Renewable oil manufacturer Solazyme and renewable fuel station chain Propel have partnered up to offer the world’s first algae-derived biofuel/biodiesel mixture to consumers.
The special “Soladiesel” is composed of a 20% algae oil biofuel mixture and will be sold alongside Propel’s usual mixture for the same price during a month long special promotion. The goal is to determine the consumer demand for the algae blend.
Normally “Soladiesel” would cost more than the regular biodiesel blend, but gauging consumer demand and determining supply chain issues up front are both critical first steps before bringing the new fuel officially to market.
Algae-derived biofuels have long been a focus of manufacturers hoping to move away from corn-based ethanol.
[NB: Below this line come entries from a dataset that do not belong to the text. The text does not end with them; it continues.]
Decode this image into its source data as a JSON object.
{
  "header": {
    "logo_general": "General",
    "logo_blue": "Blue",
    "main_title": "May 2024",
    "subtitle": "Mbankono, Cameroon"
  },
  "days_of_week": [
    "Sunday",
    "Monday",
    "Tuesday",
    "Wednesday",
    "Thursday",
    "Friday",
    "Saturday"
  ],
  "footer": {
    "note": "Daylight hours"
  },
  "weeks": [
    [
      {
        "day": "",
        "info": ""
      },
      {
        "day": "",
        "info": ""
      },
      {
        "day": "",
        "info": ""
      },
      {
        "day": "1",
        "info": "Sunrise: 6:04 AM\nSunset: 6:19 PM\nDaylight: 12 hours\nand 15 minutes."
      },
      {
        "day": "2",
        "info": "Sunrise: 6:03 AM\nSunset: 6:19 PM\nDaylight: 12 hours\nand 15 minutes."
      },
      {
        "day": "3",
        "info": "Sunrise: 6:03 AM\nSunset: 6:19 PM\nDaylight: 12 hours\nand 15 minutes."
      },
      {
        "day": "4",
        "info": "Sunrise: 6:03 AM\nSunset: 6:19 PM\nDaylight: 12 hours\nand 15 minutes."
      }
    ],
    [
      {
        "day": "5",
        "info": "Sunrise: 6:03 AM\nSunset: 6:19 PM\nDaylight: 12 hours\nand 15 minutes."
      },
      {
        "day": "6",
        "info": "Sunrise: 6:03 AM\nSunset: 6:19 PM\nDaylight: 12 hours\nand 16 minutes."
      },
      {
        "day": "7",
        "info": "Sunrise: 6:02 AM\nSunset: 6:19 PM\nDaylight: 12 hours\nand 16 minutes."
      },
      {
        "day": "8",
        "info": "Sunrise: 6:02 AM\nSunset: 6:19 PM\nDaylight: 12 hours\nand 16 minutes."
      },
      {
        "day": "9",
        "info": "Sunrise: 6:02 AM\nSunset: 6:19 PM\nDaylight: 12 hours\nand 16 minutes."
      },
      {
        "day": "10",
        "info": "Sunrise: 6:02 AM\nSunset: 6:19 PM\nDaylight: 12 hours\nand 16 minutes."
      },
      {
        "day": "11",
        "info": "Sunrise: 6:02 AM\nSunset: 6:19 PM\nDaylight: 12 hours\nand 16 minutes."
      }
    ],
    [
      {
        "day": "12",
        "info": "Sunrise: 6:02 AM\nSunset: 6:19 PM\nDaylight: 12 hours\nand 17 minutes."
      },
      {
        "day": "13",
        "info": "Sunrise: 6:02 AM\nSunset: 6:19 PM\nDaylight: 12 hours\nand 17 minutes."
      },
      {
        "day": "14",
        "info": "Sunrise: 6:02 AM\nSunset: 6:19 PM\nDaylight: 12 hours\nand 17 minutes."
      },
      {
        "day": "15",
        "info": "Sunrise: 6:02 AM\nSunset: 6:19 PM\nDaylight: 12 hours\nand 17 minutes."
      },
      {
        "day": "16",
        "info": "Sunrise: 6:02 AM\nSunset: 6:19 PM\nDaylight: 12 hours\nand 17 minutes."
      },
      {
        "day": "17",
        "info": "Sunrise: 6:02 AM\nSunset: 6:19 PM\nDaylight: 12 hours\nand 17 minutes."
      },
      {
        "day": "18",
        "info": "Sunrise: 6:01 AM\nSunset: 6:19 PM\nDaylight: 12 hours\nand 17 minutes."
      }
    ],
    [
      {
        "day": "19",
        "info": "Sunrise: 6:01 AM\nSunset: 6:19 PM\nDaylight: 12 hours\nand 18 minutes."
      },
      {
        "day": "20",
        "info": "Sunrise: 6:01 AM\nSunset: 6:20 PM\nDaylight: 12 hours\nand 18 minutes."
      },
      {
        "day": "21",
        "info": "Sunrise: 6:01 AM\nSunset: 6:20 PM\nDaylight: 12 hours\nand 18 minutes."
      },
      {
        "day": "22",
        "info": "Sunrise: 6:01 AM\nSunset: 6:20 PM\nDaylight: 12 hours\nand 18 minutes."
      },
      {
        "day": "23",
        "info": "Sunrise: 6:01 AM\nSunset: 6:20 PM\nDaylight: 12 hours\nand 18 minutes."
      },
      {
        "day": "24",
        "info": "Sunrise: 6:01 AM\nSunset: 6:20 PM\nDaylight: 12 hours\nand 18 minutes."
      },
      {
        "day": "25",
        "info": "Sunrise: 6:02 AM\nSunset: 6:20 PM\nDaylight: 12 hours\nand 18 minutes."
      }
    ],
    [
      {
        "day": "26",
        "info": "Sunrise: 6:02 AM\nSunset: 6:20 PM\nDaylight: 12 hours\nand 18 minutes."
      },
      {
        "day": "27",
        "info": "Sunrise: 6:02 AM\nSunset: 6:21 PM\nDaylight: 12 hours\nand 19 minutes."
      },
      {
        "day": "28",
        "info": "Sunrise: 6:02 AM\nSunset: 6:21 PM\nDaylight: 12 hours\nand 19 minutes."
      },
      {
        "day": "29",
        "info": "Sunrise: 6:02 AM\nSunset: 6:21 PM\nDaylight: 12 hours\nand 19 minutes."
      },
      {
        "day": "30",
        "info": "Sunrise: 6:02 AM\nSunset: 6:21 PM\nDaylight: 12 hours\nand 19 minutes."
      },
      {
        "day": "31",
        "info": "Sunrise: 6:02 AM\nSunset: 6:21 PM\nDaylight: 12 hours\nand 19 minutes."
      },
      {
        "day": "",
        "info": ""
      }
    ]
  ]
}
We recently profiled Green Crude Farms, a manufacturer of the world’s first entirely algae-based crude oil. They and others are looking for ways to make algae the next big thing in biofuel production.
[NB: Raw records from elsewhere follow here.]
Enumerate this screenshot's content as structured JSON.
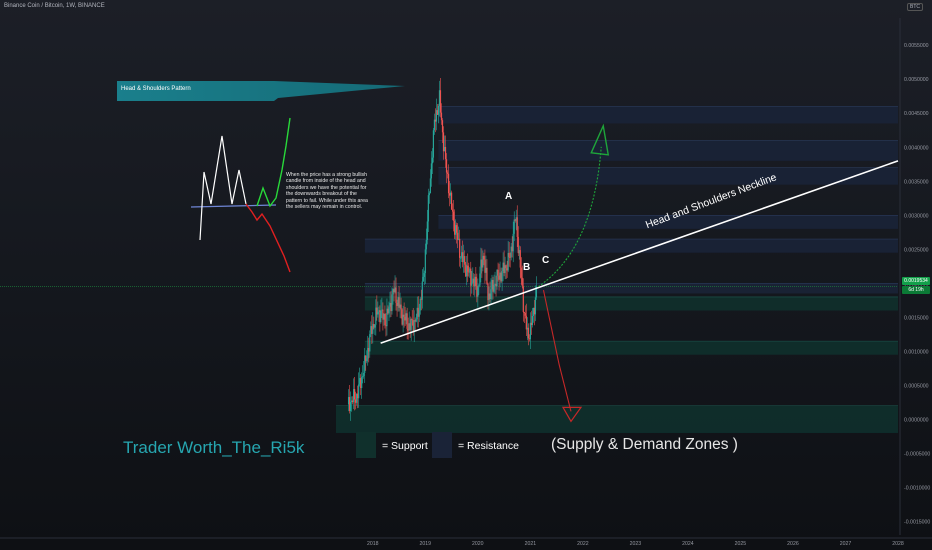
{
  "header": {
    "symbol": "Binance Coin / Bitcoin, 1W, BINANCE",
    "currency": "BTC"
  },
  "colors": {
    "background": "#131722",
    "up": "#26a69a",
    "down": "#ef5350",
    "neckline": "#ffffff",
    "callout": "#1a7f8c",
    "support_zone": "#10302c",
    "resistance_zone": "#1a2337",
    "arrow_up": "#1ea53a",
    "arrow_down": "#c62828",
    "brand": "#26a6b0"
  },
  "callout": {
    "label": "Head & Shoulders Pattern"
  },
  "description": "When the price has a strong bullish candle from inside of the head and shoulders we have the potential for the downwards breakout of the pattern to fail. While under this area the sellers may remain in control.",
  "points": {
    "a": "A",
    "b": "B",
    "c": "C"
  },
  "neckline_label": "Head and Shoulders Neckline",
  "legend": {
    "brand": "Trader Worth_The_Ri5k",
    "support": "= Support",
    "resistance": "= Resistance",
    "zones_title": "(Supply & Demand Zones )"
  },
  "price_tags": {
    "current": "0.0019534",
    "countdown": "6d 19h"
  },
  "chart_data": {
    "type": "candlestick",
    "title": "Binance Coin / Bitcoin, 1W, BINANCE",
    "y_ticks": [
      "0.0055000",
      "0.0050000",
      "0.0045000",
      "0.0040000",
      "0.0035000",
      "0.0030000",
      "0.0025000",
      "0.0020000",
      "0.0015000",
      "0.0010000",
      "0.0005000",
      "0.0000000",
      "-0.0005000",
      "-0.0010000",
      "-0.0015000"
    ],
    "x_ticks": [
      "2018",
      "2019",
      "2020",
      "2021",
      "2022",
      "2023",
      "2024",
      "2025",
      "2026",
      "2027",
      "2028"
    ],
    "ylim": [
      -0.0017,
      0.0059
    ],
    "xlim": [
      2017.3,
      2028.0
    ],
    "price_path": [
      [
        2017.52,
        0.00022
      ],
      [
        2017.7,
        0.00035
      ],
      [
        2017.85,
        0.0008
      ],
      [
        2017.97,
        0.0013
      ],
      [
        2018.1,
        0.0016
      ],
      [
        2018.25,
        0.00145
      ],
      [
        2018.4,
        0.0019
      ],
      [
        2018.55,
        0.00155
      ],
      [
        2018.7,
        0.00135
      ],
      [
        2018.85,
        0.0015
      ],
      [
        2018.96,
        0.002
      ],
      [
        2019.08,
        0.0034
      ],
      [
        2019.18,
        0.0044
      ],
      [
        2019.27,
        0.0047
      ],
      [
        2019.38,
        0.0038
      ],
      [
        2019.52,
        0.003
      ],
      [
        2019.68,
        0.0024
      ],
      [
        2019.85,
        0.0021
      ],
      [
        2020.0,
        0.0019
      ],
      [
        2020.1,
        0.00245
      ],
      [
        2020.2,
        0.0018
      ],
      [
        2020.35,
        0.00205
      ],
      [
        2020.5,
        0.0022
      ],
      [
        2020.62,
        0.0024
      ],
      [
        2020.72,
        0.003
      ],
      [
        2020.8,
        0.0023
      ],
      [
        2020.88,
        0.0016
      ],
      [
        2020.95,
        0.0012
      ],
      [
        2021.05,
        0.0015
      ],
      [
        2021.12,
        0.00195
      ]
    ],
    "current_price": 0.0019534,
    "neckline": [
      [
        2018.15,
        0.00112
      ],
      [
        2028.0,
        0.0038
      ]
    ],
    "supply_demand_zones": [
      {
        "kind": "resistance",
        "low": 0.00435,
        "high": 0.0046,
        "x_start": 2019.25
      },
      {
        "kind": "resistance",
        "low": 0.0038,
        "high": 0.0041,
        "x_start": 2019.25
      },
      {
        "kind": "resistance",
        "low": 0.00345,
        "high": 0.0037,
        "x_start": 2019.25
      },
      {
        "kind": "resistance",
        "low": 0.0028,
        "high": 0.003,
        "x_start": 2019.25
      },
      {
        "kind": "resistance",
        "low": 0.00245,
        "high": 0.00265,
        "x_start": 2017.85
      },
      {
        "kind": "resistance",
        "low": 0.00185,
        "high": 0.002,
        "x_start": 2017.85
      },
      {
        "kind": "support",
        "low": 0.0016,
        "high": 0.0018,
        "x_start": 2017.85
      },
      {
        "kind": "support",
        "low": 0.00095,
        "high": 0.00115,
        "x_start": 2017.85
      },
      {
        "kind": "support",
        "low": -0.0002,
        "high": 0.0002,
        "x_start": 2017.3
      }
    ],
    "scenario_up": [
      [
        2021.15,
        0.00195
      ],
      [
        2021.7,
        0.0027
      ],
      [
        2022.1,
        0.0036
      ],
      [
        2022.35,
        0.0043
      ]
    ],
    "scenario_down": [
      [
        2021.25,
        0.0019
      ],
      [
        2021.55,
        0.0008
      ],
      [
        2021.85,
        0.0
      ]
    ],
    "legend_placement": "bottom"
  }
}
Corn-based ethanol has been the ‘go-to’ biofuel for some time now with the government mandated E-10 and E-15 ethanol blends based on corn-ethanol. The problem there is the food-fuel competition. With corn needed for livestock feed and as a food source, there are significant problems that arise when corn stocks are diverted for use as fuel.
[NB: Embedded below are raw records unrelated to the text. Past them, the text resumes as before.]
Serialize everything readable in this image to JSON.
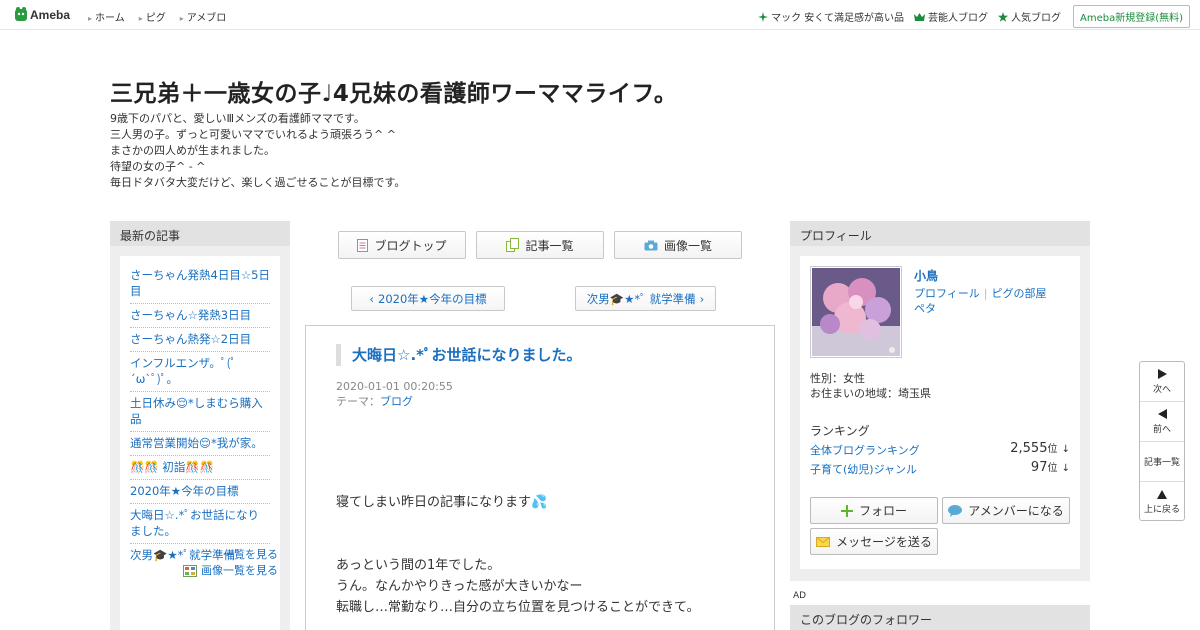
{
  "topbar": {
    "logo_text": "Ameba",
    "nav": [
      "ホーム",
      "ピグ",
      "アメブロ"
    ],
    "right_links": [
      {
        "label": "マック 安くて満足感が高い品",
        "icon": "sparkle-icon"
      },
      {
        "label": "芸能人ブログ",
        "icon": "crown-icon"
      },
      {
        "label": "人気ブログ",
        "icon": "star-icon"
      }
    ],
    "register_label": "Ameba新規登録(無料)"
  },
  "blog": {
    "title": "三兄弟＋一歳女の子♩4兄妹の看護師ワーママライフ。",
    "description": [
      "9歳下のパパと、愛しいⅢメンズの看護師ママです。",
      "三人男の子。ずっと可愛いママでいれるよう頑張ろう^ ^",
      "まさかの四人めが生まれました。",
      "待望の女の子^ - ^",
      "毎日ドタバタ大変だけど、楽しく過ごせることが目標です。"
    ]
  },
  "left": {
    "heading": "最新の記事",
    "entries": [
      "さーちゃん発熱4日目☆5日目",
      "さーちゃん☆発熱3日目",
      "さーちゃん熱発☆2日目",
      "インフルエンザ。ﾟ(ﾟ´ω`ﾟ)ﾟ。",
      "土日休み😌*しまむら購入品",
      "通常営業開始😌*我が家。",
      "🎊🎊 初詣🎊🎊",
      "2020年★今年の目標",
      "大晦日☆.*ﾟお世話になりました。",
      "次男🎓★*ﾟ就学準備"
    ],
    "more_label": "一覧を見る",
    "images_label": "画像一覧を見る"
  },
  "center": {
    "buttons": [
      {
        "label": "ブログトップ",
        "icon": "document-icon"
      },
      {
        "label": "記事一覧",
        "icon": "copy-icon"
      },
      {
        "label": "画像一覧",
        "icon": "camera-icon"
      }
    ],
    "prev_label": "2020年★今年の目標",
    "next_label": "次男🎓★*ﾟ 就学準備",
    "article": {
      "title": "大晦日☆.*ﾟお世話になりました。",
      "date": "2020-01-01 00:20:55",
      "theme_prefix": "テーマ：",
      "theme": "ブログ",
      "body": [
        "寝てしまい昨日の記事になります💦",
        "あっという間の1年でした。",
        "うん。なんかやりきった感が大きいかなー",
        "転職し…常勤なり…自分の立ち位置を見つけることができて。"
      ]
    }
  },
  "profile": {
    "heading": "プロフィール",
    "name": "小鳥",
    "link_profile": "プロフィール",
    "link_pig": "ピグの部屋",
    "link_peta": "ペタ",
    "gender": "性別：女性",
    "area": "お住まいの地域：埼玉県",
    "ranking_title": "ランキング",
    "rankings": [
      {
        "label": "全体ブログランキング",
        "value": "2,555",
        "unit": "位",
        "trend": "↓"
      },
      {
        "label": "子育て(幼児)ジャンル",
        "value": "97",
        "unit": "位",
        "trend": "↓"
      }
    ],
    "follow_label": "フォロー",
    "amember_label": "アメンバーになる",
    "message_label": "メッセージを送る"
  },
  "ad_label": "AD",
  "followers_heading": "このブログのフォロワー",
  "sidenav": {
    "next": "次へ",
    "prev": "前へ",
    "list": "記事一覧",
    "top": "上に戻る"
  },
  "colors": {
    "link": "#1a6fc0",
    "green": "#1c8c3c",
    "panel": "#eeeeee"
  }
}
In order to make our food and fuel systems more energy efficient, advanced second generation biofuels that do not use food-based feedstocks will be crucial. Algae feedstocks can be grown in salt water or wastewater and thus represent a promising source for biofuels to replace corn-ethanol.
Propel fueling stations are currently located in California and Wasthington states.